Having had my taste of overseas travel, it would have been just too easy to overlook journeys to places in my country. In truth, before I boarded a plane, I have been to places other than my hometown. My very obvious other home was my father’s hometown of Oriental Mindoro. There, we lived a walking distance away from the ocean. It’s a wonder I hadn’t learned to swim as a child because I spent a lot of time in that paradise.
After I passed the bar exam, I landed my first lawyer employment in October 2007 and occasional travels were one of the perks of that new job. Barely a month into the job, I and my colleagues took a road trip to Baguio City. The supposed seminar was, everyone knows, an excuse to do some sightseeing on official time.
Baguio City is the summer capital of the Philippines. The temperature is lower there than in any other part of the country. It wasn’t that cold when we went there in November, but it was a nice climate for breathing in the morning and evening air. Again, my pictures were gobbled up by the multiply.com monster. I’m sure I have those pictures in another hard disk but it might take a while to sort through them. (I borrowed that picture from another blog.)
Going up to Baguio was a challenge because there were two storms welcoming us — one that was just entering the country and the other had left but came back. Still, we had hired a van and were pretty cozy in our seating arrangement.
There were other memorable anecdotes from that travel, one being sort of supernatural in nature. My colleagues and I were fortunate enough to stay at the Court of Appeals cottage. There were three rooms and four of us girls took one of the rooms. Another three took the room beside ours and the three boys bunked in the room across from ours.

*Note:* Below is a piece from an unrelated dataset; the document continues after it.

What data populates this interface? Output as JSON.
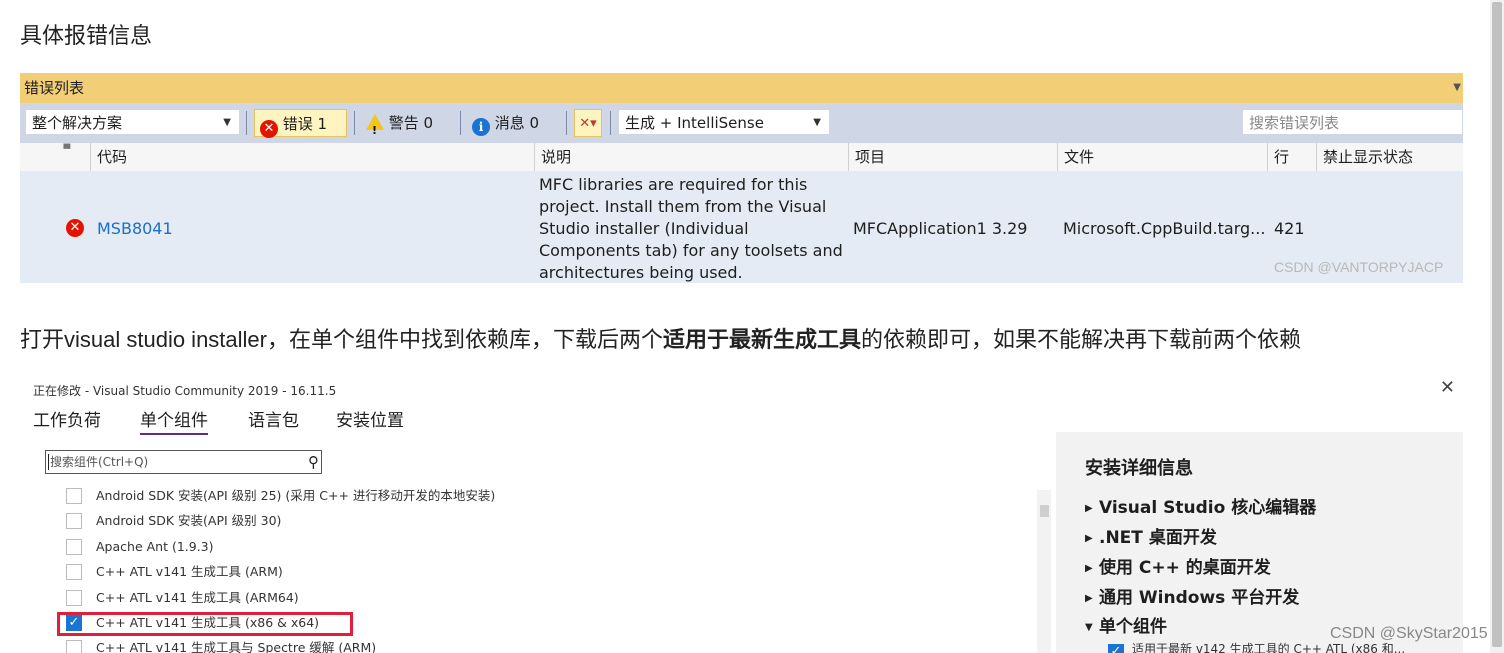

One of the boys (now a judge) was a quiet guy who liked to read. His laughs were controlled and he mostly smiled, but I like that boy. My roommates and I were chatterboxes who talked well into the night. I could hold my own but at the night in question, I had gone to sleep ahead of the others. I woke up a few hours later to see the girls still chatting. At that point, they were debating about whether or not to call Elmer (the quiet bookish guy) who was sitting at the sala with his back to us. One of the girls called his name but he didn’t look.
The next day, at breakfast, we confonted Elmer about snubbing us. He and the other boys said Elmer went to bed early. At first, we thought they were joking, but they stuck to that story, and I don’t think any of those boys were pranksters enough not to let it on eventually that they were messing with us.
I don’t know how long the goosebumps stayed, but our verdict was that it was a close encounter. Baguio has those legends of ghostly sightings and we were too spooked to look for a scientific explanation.
Food-wise, those convention organizers didn’t know shit about what tasted good. It was a pity because a lot of yummy fruits and vegetables grow in that place.
As if the storm and the ghost weren’t enough, we also weathered an earthquake that brought two bestfriends (girls in the other room, one of whom is also now a judge) fighting. (I don’t think they’ve quite made up since then.)
And the cherry on top? A military man chose the day we left Baguio City to cause a minor havoc in Manila that prompted the government to declare a curfew. As we were still on the road well after the curfew, (1) my incontinent colleague had to beg an attendant of a closed (previously operating 24 hours) gas station to let her use the toilet; (2) we were stopped by a police officer when we were already in Batangas City; (3) people still voted that military guy to the Senate.
Welcome to the Philippines!